Project objectives and techniques to be used:    
Using non-linear mixed-effects modelling techniques 
1. Determine pharmacokinetic-pharmacodynamic targets that maximise drug efficacy for meropenem, amikacin, ciprofloxacin, piperacillin-tazobactam and fosfomycin using the hollow-fibre infection model 
2. Describe the relationship between exposure and emergence of resistant bacteria for these drugs (mutant selection window) 
3. Using targets from objectives 1&2 and in-vivo human pharmacokinetic data, simulate clinical trials to predict optimal dosing strategies  
Use intersectional analytical methodology to explore the impact of social identities (e.g. race, gender) on pharmacokinetics  
Using wet-laboratory methodology 
4. Undertake hollow fibre infection model work to determine the dose-response relationship for co-amoxiclav (placement)   

Historically, pre-clinical dose-ranging experiments that were used to determine antimicrobial dosing in humans are often animal (mouse) models. However, there are a number of limitations to these studies – drug half-life is very short in animals and fails to accurately mimic human pharmacokinetics, some organisms do not grow well and chemotherapy used to render animals neutropenic may confound drug response. In clinical settings, it is challenging to determine whether the dose-response relationships established in animal models are mirrored in humans. This is because in clinical studies we do not know the timing of infection, we cannot control the pathogen, or its susceptibility and patient comorbidity (including critical illness) confound studies   

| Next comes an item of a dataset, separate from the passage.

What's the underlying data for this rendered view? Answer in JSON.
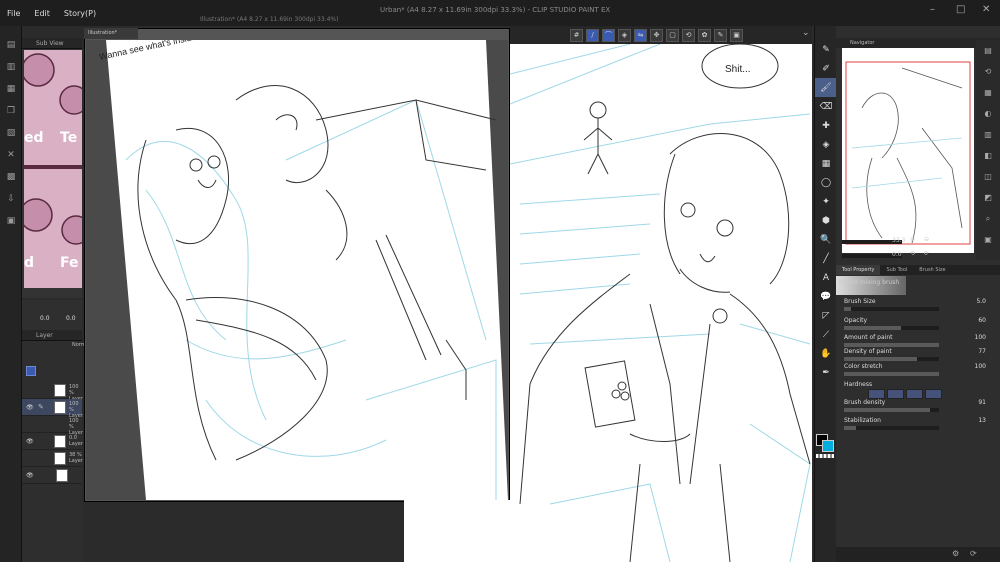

Recently, the hollow fibre infection model has been developed.This in vitro system allows similar dose-ranging studies to be carried out by growing bacteria in a closed system that can have drug flowing through it. Drug concentration can therefore closely mirror the concentration-time profile in humans and dynamic sampling of the bacteria allows investigation of bacterial properties at multiple time points in an experiment (instead of one time point in the animal models).  Whilst researchers have often used it to simulate clinical dosing regimens, another application is to mimic dose fractionation studies thereby replacing animal models. (J Antimicrob Chemother. 2022 Dec 23;78(1):8-20)   

Confirmed availability of databases/specialist materials:  Data on dose fractionation experiments including colony forming unit counts on normal and drug containing plates at multiple time points have been collected from the hollow fibre infection model for the study antibiotics.  Our group has a large data-lake from several antimicrobial pharmacokinetic studies in neonatal, child and adult populations (J Antimicrob Chemother. 2023 Sep 5;78(9):2148-2161. doi: 10.1093/jac/dkad196 &  J Antimicrob Chemother. 2020 Dec 1;75(12):3625-3634).   

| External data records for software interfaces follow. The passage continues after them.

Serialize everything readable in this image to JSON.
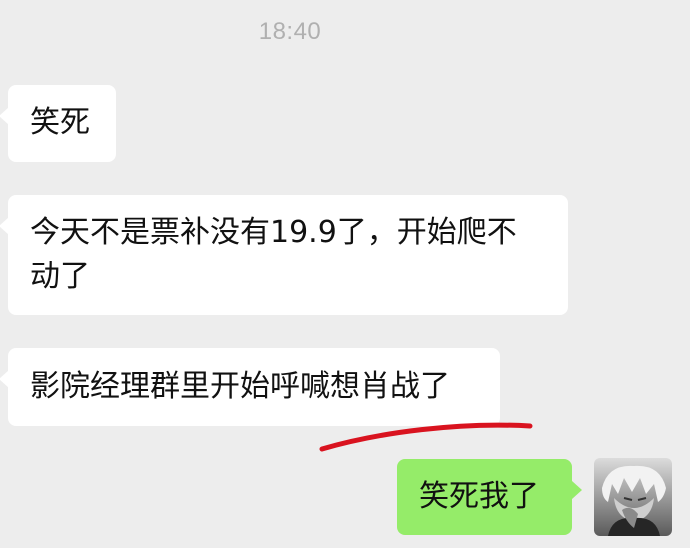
{
  "chat": {
    "timestamp": "18:40",
    "messages": [
      {
        "side": "incoming",
        "text": "笑死"
      },
      {
        "side": "incoming",
        "text": "今天不是票补没有19.9了，开始爬不动了"
      },
      {
        "side": "incoming",
        "text": "影院经理群里开始呼喊想肖战了"
      },
      {
        "side": "outgoing",
        "text": "笑死我了"
      }
    ]
  },
  "colors": {
    "background": "#ededed",
    "incoming_bubble": "#ffffff",
    "outgoing_bubble": "#95ec69",
    "annotation_stroke": "#d9131f"
  }
}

The UCL hollow fibre laboratory (Professor Standing) will host the student for a three-month period during which time the PhD candidate will learn how to do wet-lab hollow-fibre experiments themselves.    

Risk for the project and mitigation:  Data is available and the track record of the supervisory team is strong. The largest skill gap for a potential candidate is likely to be knowledge in non-linear mixed-effects modelling techniques. The team run courses aimed at people in various stages of their training and we anticipate the risk will be mitigated by using materials from these as well as offering attendance to the candidate.

Further reading

(Relevant preprints and/or open access articles)

Additional information from the supervisory team

  • The supervisory team has provided a recording for prospective applicants who are interested in their project. This recording should be watched before any discussions begin with the supervisory team.
    Baker-Standing-Lonsdale Recording